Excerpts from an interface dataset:
━━━━━━━━━━━━━━━━━━━━
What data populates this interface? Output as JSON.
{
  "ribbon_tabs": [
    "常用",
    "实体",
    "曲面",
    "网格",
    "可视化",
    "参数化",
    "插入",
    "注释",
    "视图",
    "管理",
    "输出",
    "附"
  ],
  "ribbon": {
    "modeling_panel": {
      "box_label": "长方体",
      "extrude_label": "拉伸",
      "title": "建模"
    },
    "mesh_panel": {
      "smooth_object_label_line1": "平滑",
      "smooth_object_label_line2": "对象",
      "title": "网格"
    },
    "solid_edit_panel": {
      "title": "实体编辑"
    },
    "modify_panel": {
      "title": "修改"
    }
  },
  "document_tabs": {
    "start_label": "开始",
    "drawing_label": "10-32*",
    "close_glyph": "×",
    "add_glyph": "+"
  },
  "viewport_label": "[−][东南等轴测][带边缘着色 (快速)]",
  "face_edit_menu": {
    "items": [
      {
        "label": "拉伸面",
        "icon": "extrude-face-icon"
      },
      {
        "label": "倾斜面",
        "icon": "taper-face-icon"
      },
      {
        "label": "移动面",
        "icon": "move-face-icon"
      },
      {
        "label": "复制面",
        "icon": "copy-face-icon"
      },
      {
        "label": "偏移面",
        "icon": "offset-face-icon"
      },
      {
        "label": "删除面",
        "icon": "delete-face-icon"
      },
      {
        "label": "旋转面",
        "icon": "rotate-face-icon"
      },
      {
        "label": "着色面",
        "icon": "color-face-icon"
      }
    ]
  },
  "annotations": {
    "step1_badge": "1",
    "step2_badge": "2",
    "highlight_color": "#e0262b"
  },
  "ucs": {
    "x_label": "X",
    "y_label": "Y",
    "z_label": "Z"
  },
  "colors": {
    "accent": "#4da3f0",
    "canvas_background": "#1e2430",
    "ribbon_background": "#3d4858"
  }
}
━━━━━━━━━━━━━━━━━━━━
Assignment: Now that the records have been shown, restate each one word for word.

Answer area:
What data populates this interface? Output as JSON.
{
  "ribbon_tabs": [
    "常用",
    "实体",
    "曲面",
    "网格",
    "可视化",
    "参数化",
    "插入",
    "注释",
    "视图",
    "管理",
    "输出",
    "附"
  ],
  "ribbon": {
    "modeling_panel": {
      "box_label": "长方体",
      "extrude_label": "拉伸",
      "title": "建模"
    },
    "mesh_panel": {
      "smooth_object_label_line1": "平滑",
      "smooth_object_label_line2": "对象",
      "title": "网格"
    },
    "solid_edit_panel": {
      "title": "实体编辑"
    },
    "modify_panel": {
      "title": "修改"
    }
  },
  "document_tabs": {
    "start_label": "开始",
    "drawing_label": "10-32*",
    "close_glyph": "×",
    "add_glyph": "+"
  },
  "viewport_label": "[−][东南等轴测][带边缘着色 (快速)]",
  "face_edit_menu": {
    "items": [
      {
        "label": "拉伸面",
        "icon": "extrude-face-icon"
      },
      {
        "label": "倾斜面",
        "icon": "taper-face-icon"
      },
      {
        "label": "移动面",
        "icon": "move-face-icon"
      },
      {
        "label": "复制面",
        "icon": "copy-face-icon"
      },
      {
        "label": "偏移面",
        "icon": "offset-face-icon"
      },
      {
        "label": "删除面",
        "icon": "delete-face-icon"
      },
      {
        "label": "旋转面",
        "icon": "rotate-face-icon"
      },
      {
        "label": "着色面",
        "icon": "color-face-icon"
      }
    ]
  },
  "annotations": {
    "step1_badge": "1",
    "step2_badge": "2",
    "highlight_color": "#e0262b"
  },
  "ucs": {
    "x_label": "X",
    "y_label": "Y",
    "z_label": "Z"
  },
  "colors": {
    "accent": "#4da3f0",
    "canvas_background": "#1e2430",
    "ribbon_background": "#3d4858"
  }
}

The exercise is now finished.